He summoned Jake and me for midterm break a week early, and I wait for him to explain, but he just takes my bag and hustles us out to the car. His long-time driver Archie nods at me and I nod back. Traffic is heavy around the station, the streets full of shoppers and people getting out of work. There’s light everywhere, white, red, yellow, blue, twinkling in the semi-darkness, and it seems so cheery and full of life after the drab grey of the Academy, like waking up after months of hibernation. We creep through the city center, then accelerate as the commercial district gives way to factories and hydroponic farms, the glow from their high-powered grow-bulbs illuminating flurries of snow.
Which, of course, is also artificial.
Apparently, people start to go crazy without any weather at all. In the first years after the Transition, about a quarter of the population fell into a clinical depression. A lot of them killed themselves. So the scientists invented machines that made rain and snow and day and night. And they created the network that lets us watch the storms. All five of them.

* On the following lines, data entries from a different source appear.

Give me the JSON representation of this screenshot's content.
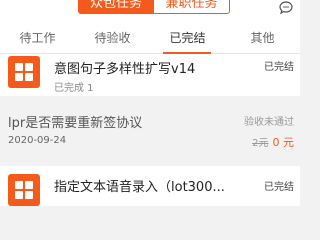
{
  "header": {
    "segments": [
      "众包任务",
      "兼职任务"
    ],
    "chat_icon": "chat-icon"
  },
  "tabs": [
    "待工作",
    "待验收",
    "已完结",
    "其他"
  ],
  "active_tab": 2,
  "accent_color": "#f45a1c",
  "tasks": [
    {
      "title": "意图句子多样性扩写v14",
      "status": "已完结",
      "sub": "已完成 1"
    },
    {
      "title": "lpr是否需要重新签协议",
      "status": "验收未通过",
      "date": "2020-09-24",
      "old_price": "2元",
      "new_price": "0 元"
    },
    {
      "title": "指定文本语音录入（lot300...",
      "status": "已完结"
    }
  ]
}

After about an hour, we turn up the winding drive to my house. My mother stands silhouetted in the front door. She’s small, like me, with the same tilted eyes and dark hair. She pecks me on the cheek and holds her arms out for Jake, who gives her an awkward hug. He’s always a little nervous around my parents. And it’s the first time he’s been invited to stay for a whole week.
I shower and change out of my uniform into a nice floral-print dress, and then we all sit down for dinner in the solarium. My mother is an agronomist, and she’s made this room the most beautiful in the whole house, with pineapple lilies and rare orchids and a hundred other flowers I don’t know the names of.

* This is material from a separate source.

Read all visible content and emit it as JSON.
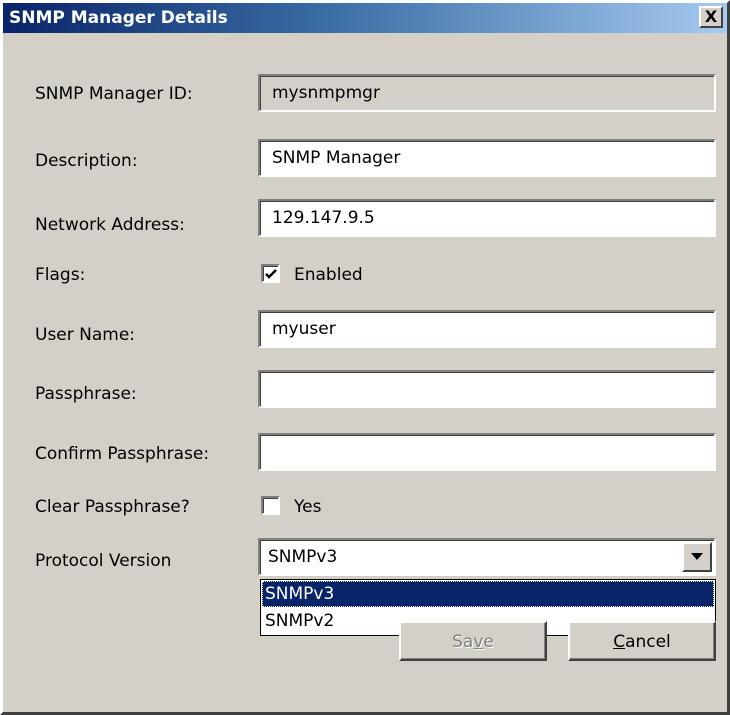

“Tell me about school,” she says, and Jake gives a gung-ho recital of our latest training.
This term we’ve been studying small unit tactics, advanced light weapons and close quarter combat. Jake is a better shot, but I’m faster with my hands and feet. I’ve dropped him on the mats nearly every time, which he pretends not to mind but does, just a little bit.
We have squash soup, followed by poached leeks and synth steaks in a mushroom cream sauce. It’s heavier, richer food than I’m used to, and makes me drowsy. I’m glad to be home, and I think about the next seven days of freedom: walking in the gardens with Jake, curling up in the worn pea-green armchair with the good lamp and mismatched ottoman for my feet and re-reading some of my favorite books, maybe taking day trips into the city. Pretending that I’m a normal teenager. Soon, we’ll graduate and get our assignments and everything will change. I’m not sure I want that to happen. Not yet.